- Progress rather than Perfection– While it is good to set extraordinary goals, it is equally good to perform everyday tasks in an extraordinary way— focusing on being complete and comprehensive. You will also find that small accomplishments build on one another in a way that allows extraordinary achievements to occur over time. Ask yourself, “what small step can I take right now that moves me toward this large goal I’ve set for myself?”
- Take Clear Actions— Similarly, Act!. Don’t worry if every step is not mapped out. Don’t worry if problems can be seen lingering on the horizon.

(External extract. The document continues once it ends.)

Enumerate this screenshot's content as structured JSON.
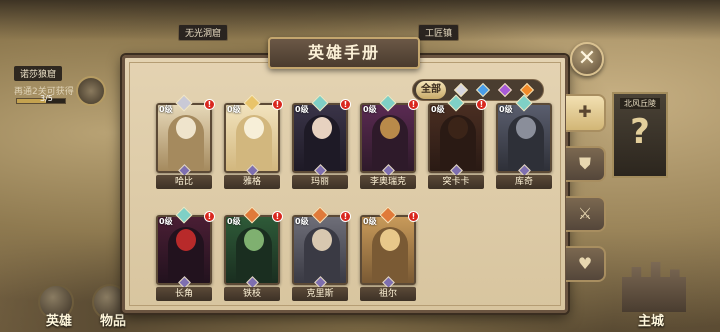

Take clear and intentional action toward your goals understanding most perceived problems will either disappear before you encounter them and the rest you will find are quite manageable as your strengths and confidence build together over time.
- Tune Into What is Positive— Negative thinking robs you of the enjoyment of life and is generally learned behavior. It tends to attract others with similarly negative vibes and turns away those with brighter outlooks. An optimistic worldview assumes good things will come your way and attracts others with similarly positive outlooks. Surrounded by others who are hopeful about their circumstances reinforces your reservoir of hope and will carry you through trying times. Even when negative thinking overcomes you, ask yourself, “what do I know to be positive in my experience in all this?” There will be positive elements in each set of circumstances that you can make your point of reference.
- Keep Perspective— When you don’t know the future, do you fill in the blanks with the worst possible scenarios? Do you then shy away from moving forward– toward an event or situation? Even when facing very painful events, try to consider the stressful situation in a broader context, and keep a long-term view of things. See where the situation fits into the larger picture of your life and ambitions.
- Be Kind to Yourself— Have a healthy and realistic view of yourself and your abilities and limitations. Don’t overstate your strengths, gifts and talents. Also, don’t overstate your weaknesses, faults, and shortcomings. Relax your grip on self-perceptions that were given to you by others and those perceptions will relax their grip on you. Have confidence in your personal power, value and worth as a person.
- Grow Yourself— Life is a process and you are a work in progress rather than a finished product. While we languish or even stagnate in our successes, we seem to actually grow stronger in unexpected ways after struggling through adversity or loss. Challenging events grow stronger relationships, a greater sense of personal strength and purpose, and deep feelings of self-worth and value, often adding to the dimension of depth and meaning in our spirituality and love of life.
Resiliency is a critical element of maturity. The ability to live life on life’s terms and to bounce back from adversity lies at the heart of personal resiliency. Like muscle memory, this ability increases with focus and effort and requires training and practice. Behavioral strategies that can help keep you grounded as you deal with the stresses and uncertainties of living include:
- Taking initiative in dealing with your problems and meeting the challenges of daily living.
- Getting support and encouragement from those committed to your health, happiness and well-being.
- Asking for help from others when you are at an impasse and investing in yourself by working with appropriate professionals to accomplish your long term objectives.
Professional Recovery Coaching allows you to explore, evaluate and transform your life’s master narrative. As a Recovery Coach, I will walk with you in the wilderness of your life story, help you recognize the voices of impulsivity and develop change-strategies appropriate to your personal long term recovery objectives.
I thank you for visiting my site today and hope to hear from you. I can be reached through this site or you can call me at (530) 515-5198 for a FREE, NO OBLIGATION, 100% CONFIDENTIAL Recovery Coaching Session.